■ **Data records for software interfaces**
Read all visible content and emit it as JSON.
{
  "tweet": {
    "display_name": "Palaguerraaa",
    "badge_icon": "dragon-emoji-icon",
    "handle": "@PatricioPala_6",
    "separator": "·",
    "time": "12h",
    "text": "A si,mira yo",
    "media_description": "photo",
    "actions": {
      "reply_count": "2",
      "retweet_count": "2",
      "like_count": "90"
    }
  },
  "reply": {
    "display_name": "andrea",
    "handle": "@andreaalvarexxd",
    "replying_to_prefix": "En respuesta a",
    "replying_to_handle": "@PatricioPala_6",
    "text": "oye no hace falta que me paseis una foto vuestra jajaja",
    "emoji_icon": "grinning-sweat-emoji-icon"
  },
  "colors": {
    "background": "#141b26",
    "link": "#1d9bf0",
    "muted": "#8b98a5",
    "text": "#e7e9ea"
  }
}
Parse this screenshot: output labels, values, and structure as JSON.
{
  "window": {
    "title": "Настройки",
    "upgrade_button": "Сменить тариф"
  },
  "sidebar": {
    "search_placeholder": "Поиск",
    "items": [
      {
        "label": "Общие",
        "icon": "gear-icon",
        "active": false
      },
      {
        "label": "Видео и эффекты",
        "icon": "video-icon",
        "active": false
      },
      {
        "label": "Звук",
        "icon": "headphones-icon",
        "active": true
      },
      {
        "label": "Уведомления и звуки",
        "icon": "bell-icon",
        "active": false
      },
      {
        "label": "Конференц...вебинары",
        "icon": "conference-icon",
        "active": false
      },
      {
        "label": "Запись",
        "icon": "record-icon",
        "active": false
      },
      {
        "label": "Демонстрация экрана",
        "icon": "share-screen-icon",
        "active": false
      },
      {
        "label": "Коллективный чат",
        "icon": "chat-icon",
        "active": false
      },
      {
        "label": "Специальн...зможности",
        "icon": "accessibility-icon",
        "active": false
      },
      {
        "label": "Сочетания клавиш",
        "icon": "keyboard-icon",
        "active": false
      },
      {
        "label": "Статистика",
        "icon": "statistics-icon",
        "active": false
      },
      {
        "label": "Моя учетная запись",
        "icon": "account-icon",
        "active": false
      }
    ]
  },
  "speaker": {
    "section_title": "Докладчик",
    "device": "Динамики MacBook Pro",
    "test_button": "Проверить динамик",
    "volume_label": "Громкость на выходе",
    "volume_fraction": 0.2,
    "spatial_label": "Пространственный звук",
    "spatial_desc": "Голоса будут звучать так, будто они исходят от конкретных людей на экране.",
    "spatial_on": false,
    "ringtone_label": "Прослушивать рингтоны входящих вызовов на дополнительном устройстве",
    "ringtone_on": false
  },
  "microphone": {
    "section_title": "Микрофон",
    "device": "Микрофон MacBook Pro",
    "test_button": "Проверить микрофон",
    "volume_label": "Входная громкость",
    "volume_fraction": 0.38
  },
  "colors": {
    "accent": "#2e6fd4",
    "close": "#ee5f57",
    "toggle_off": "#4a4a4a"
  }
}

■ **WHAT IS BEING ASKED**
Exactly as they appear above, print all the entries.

■ **ANSWER SECTION**
Read all visible content and emit it as JSON.
{
  "tweet": {
    "display_name": "Palaguerraaa",
    "badge_icon": "dragon-emoji-icon",
    "handle": "@PatricioPala_6",
    "separator": "·",
    "time": "12h",
    "text": "A si,mira yo",
    "media_description": "photo",
    "actions": {
      "reply_count": "2",
      "retweet_count": "2",
      "like_count": "90"
    }
  },
  "reply": {
    "display_name": "andrea",
    "handle": "@andreaalvarexxd",
    "replying_to_prefix": "En respuesta a",
    "replying_to_handle": "@PatricioPala_6",
    "text": "oye no hace falta que me paseis una foto vuestra jajaja",
    "emoji_icon": "grinning-sweat-emoji-icon"
  },
  "colors": {
    "background": "#141b26",
    "link": "#1d9bf0",
    "muted": "#8b98a5",
    "text": "#e7e9ea"
  }
}
Parse this screenshot: output labels, values, and structure as JSON.
{
  "window": {
    "title": "Настройки",
    "upgrade_button": "Сменить тариф"
  },
  "sidebar": {
    "search_placeholder": "Поиск",
    "items": [
      {
        "label": "Общие",
        "icon": "gear-icon",
        "active": false
      },
      {
        "label": "Видео и эффекты",
        "icon": "video-icon",
        "active": false
      },
      {
        "label": "Звук",
        "icon": "headphones-icon",
        "active": true
      },
      {
        "label": "Уведомления и звуки",
        "icon": "bell-icon",
        "active": false
      },
      {
        "label": "Конференц...вебинары",
        "icon": "conference-icon",
        "active": false
      },
      {
        "label": "Запись",
        "icon": "record-icon",
        "active": false
      },
      {
        "label": "Демонстрация экрана",
        "icon": "share-screen-icon",
        "active": false
      },
      {
        "label": "Коллективный чат",
        "icon": "chat-icon",
        "active": false
      },
      {
        "label": "Специальн...зможности",
        "icon": "accessibility-icon",
        "active": false
      },
      {
        "label": "Сочетания клавиш",
        "icon": "keyboard-icon",
        "active": false
      },
      {
        "label": "Статистика",
        "icon": "statistics-icon",
        "active": false
      },
      {
        "label": "Моя учетная запись",
        "icon": "account-icon",
        "active": false
      }
    ]
  },
  "speaker": {
    "section_title": "Докладчик",
    "device": "Динамики MacBook Pro",
    "test_button": "Проверить динамик",
    "volume_label": "Громкость на выходе",
    "volume_fraction": 0.2,
    "spatial_label": "Пространственный звук",
    "spatial_desc": "Голоса будут звучать так, будто они исходят от конкретных людей на экране.",
    "spatial_on": false,
    "ringtone_label": "Прослушивать рингтоны входящих вызовов на дополнительном устройстве",
    "ringtone_on": false
  },
  "microphone": {
    "section_title": "Микрофон",
    "device": "Микрофон MacBook Pro",
    "test_button": "Проверить микрофон",
    "volume_label": "Входная громкость",
    "volume_fraction": 0.38
  },
  "colors": {
    "accent": "#2e6fd4",
    "close": "#ee5f57",
    "toggle_off": "#4a4a4a"
  }
}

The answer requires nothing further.